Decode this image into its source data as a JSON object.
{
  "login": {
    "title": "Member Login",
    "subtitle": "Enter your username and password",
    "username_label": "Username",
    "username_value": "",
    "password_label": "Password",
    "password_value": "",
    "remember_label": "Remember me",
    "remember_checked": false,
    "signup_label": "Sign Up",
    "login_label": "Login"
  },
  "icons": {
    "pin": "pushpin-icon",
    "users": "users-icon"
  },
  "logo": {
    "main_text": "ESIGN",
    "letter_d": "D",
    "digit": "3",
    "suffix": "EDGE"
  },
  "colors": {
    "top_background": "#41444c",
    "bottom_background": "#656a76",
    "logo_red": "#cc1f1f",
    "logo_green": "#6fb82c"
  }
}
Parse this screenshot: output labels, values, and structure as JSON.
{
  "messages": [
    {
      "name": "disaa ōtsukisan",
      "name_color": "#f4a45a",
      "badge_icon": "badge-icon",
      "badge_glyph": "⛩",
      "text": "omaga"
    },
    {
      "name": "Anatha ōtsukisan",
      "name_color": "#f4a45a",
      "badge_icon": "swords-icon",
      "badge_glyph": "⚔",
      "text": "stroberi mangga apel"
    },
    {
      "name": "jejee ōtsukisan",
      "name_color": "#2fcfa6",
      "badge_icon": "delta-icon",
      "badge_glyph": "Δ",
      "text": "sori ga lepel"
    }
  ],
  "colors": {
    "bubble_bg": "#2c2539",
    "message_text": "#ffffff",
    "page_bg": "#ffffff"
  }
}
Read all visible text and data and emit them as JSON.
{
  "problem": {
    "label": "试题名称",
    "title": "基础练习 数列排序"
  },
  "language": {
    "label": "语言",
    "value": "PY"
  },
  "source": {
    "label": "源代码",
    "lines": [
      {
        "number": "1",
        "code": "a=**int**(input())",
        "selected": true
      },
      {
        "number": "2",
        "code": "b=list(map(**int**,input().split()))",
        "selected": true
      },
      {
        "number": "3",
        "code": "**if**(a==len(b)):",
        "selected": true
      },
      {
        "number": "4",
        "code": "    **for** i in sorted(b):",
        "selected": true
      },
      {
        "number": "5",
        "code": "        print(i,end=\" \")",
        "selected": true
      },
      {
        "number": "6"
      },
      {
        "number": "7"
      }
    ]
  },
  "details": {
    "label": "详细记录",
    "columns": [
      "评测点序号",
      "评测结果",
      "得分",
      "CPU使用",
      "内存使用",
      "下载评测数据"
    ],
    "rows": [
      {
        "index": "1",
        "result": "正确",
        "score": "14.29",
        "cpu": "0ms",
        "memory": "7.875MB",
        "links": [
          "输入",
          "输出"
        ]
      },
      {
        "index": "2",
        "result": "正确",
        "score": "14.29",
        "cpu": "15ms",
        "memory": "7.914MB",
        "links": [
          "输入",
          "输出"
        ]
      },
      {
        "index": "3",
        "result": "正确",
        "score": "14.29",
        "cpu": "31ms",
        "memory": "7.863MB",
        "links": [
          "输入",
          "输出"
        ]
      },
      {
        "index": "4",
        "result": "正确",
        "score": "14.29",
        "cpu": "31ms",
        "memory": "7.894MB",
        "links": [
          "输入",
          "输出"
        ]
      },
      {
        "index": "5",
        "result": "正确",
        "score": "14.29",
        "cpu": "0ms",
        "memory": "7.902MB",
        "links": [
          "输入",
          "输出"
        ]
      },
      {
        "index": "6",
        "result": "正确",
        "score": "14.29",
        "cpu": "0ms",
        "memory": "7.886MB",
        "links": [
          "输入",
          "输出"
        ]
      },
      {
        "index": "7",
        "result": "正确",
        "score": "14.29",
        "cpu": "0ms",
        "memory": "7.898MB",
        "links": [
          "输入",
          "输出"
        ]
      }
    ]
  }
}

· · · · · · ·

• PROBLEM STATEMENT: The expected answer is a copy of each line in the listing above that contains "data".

• WRITTEN ANSWER:
Decode this image into its source data as a JSON object.
Read all visible text and data and emit them as JSON.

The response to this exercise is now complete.